  19. ^ Warrick, Joby (December 16, 2017). "Head of Pentagon's secret 'UFO' office sought to make evidence public". The Washington Post. Retrieved December 21, 2017.
  20. ^ Mellon, Christopher (March 9, 2018). "The military keeps encountering UFOs. Why doesn't the Pentagon care?". The Washington Post. Retrieved March 12, 2018.
  21. ^ Conte, Michael. "Pentagon officially releases UFO videos". CNN. Retrieved 2020-04-29.
  22. ^ "Confirmed: Pentagon did release UFO videos". NEWS10 ABC. 2019-05-01. Retrieved 2020-04-17.
  23. ^ Bender, Bryan. "Senators get classified briefing on UFO sightings". POLITICO. Retrieved 2020-02-24.
  24. ^ "Congress receive classified briefing on 'UFO encounters with US navy'". The Independent. 2019-06-20. Archived from the original on 2022-06-21. Retrieved 2020-02-24.
  25. ^ McMillan, Tim (2020-02-14). "Inside the Pentagon's Secret UFO Program". Popular Mechanics. Retrieved 2020-02-25.
  26. ^ Banias, MJ (July 26, 2019). "Tom DeLonge's UFO Organization Says It's Obtained 'Exotic' Metals Unknown to Science". Vice. Vice Media. Retrieved October 1, 2019.
  27. ^ Daniels, Andrew (July 29, 2019). "The Blink-182 Guy Hasn't Found Aliens Yet, But He Did Find Some Weird Metals". Popular Mechanics. Hearst Communications. Retrieved October 1, 2019.
  28. ^ a b c Banias, M. J. (2019-07-26). "Tom DeLonge's UFO Organization Says It's Obtained 'Exotic' Metals Unknown to Science". Vice.
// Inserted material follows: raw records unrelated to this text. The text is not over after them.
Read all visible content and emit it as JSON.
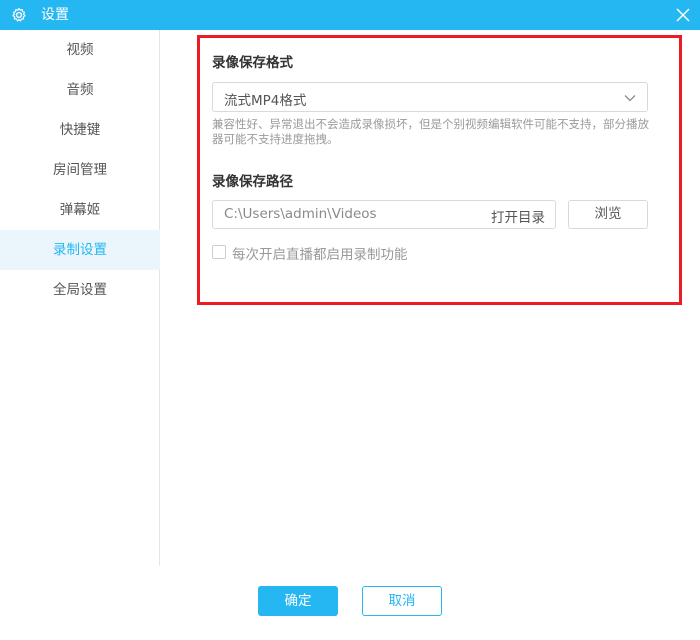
{
  "window": {
    "title": "设置",
    "icon": "gear-icon",
    "close_icon": "close-icon"
  },
  "sidebar": {
    "items": [
      {
        "label": "视频"
      },
      {
        "label": "音频"
      },
      {
        "label": "快捷键"
      },
      {
        "label": "房间管理"
      },
      {
        "label": "弹幕姬"
      },
      {
        "label": "录制设置",
        "active": true
      },
      {
        "label": "全局设置"
      }
    ]
  },
  "record": {
    "format_label": "录像保存格式",
    "format_value": "流式MP4格式",
    "format_hint": "兼容性好、异常退出不会造成录像损坏，但是个别视频编辑软件可能不支持，部分播放器可能不支持进度拖拽。",
    "path_label": "录像保存路径",
    "path_value": "C:\\Users\\admin\\Videos",
    "open_dir_label": "打开目录",
    "browse_label": "浏览",
    "auto_record_label": "每次开启直播都启用录制功能",
    "auto_record_checked": false
  },
  "footer": {
    "ok_label": "确定",
    "cancel_label": "取消"
  },
  "colors": {
    "accent": "#25b7f2",
    "highlight_border": "#ec1c24"
  }
}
Retrieved 2020-03-27.
  29. ^ Taylor, Derrick Bryson (2019-09-26). "How Blink-182's Tom DeLonge Became a U.F.O. Researcher". The New York Times. ISSN 0362-4331. Retrieved 2020-03-27.
  30. ^ a b c d e Banias, MJ. "Tom DeLonge's UFO Research Company Paid $35,000 for 'Exotic' Metals That Might Actually Just Be Slag". Vice Media. Retrieved 27 March 2020.
  31. ^ a b Banias, M. J. (2019-11-14). "UFO Researcher Explains Why She Sold 'Exotic' Metal to Tom DeLonge". Vice. Retrieved 2020-03-28.
  32. ^ Oberhaus, Daniel. "Tom DeLonge's UFO Organization Has a $37.4 Million Deficit". Vice Media. Retrieved 27 March 2020.
  33. ^ Letzter, Ralph. "The Truth about Those "Alien Alloys" in The New York Times UFO Story". Scientific American. Retrieved 27 March 2020.
  34. ^ "To The Stars Academy". To the Stars. 2017-10-10. Retrieved 2020-03-25.
  35. ^ "UFO Group Sharing Exotic Materials With Army for Combat Vehicles". Bloomberg Government. Retrieved 2020-03-27.
  36. ^ a b Weisberger, Mindy (29 October 2019). "Rock Star's Company Seeks UFOs, Finds Military Contract". Retrieved 2020-03-25.
  37. ^ a b Banias, M. J. (2019-10-21). "Tom DeLonge's UFO Research Group Signs Contract With U.S. Army to Develop Far-Future Tech". Vice. Retrieved 2020-03-25.

External links[edit]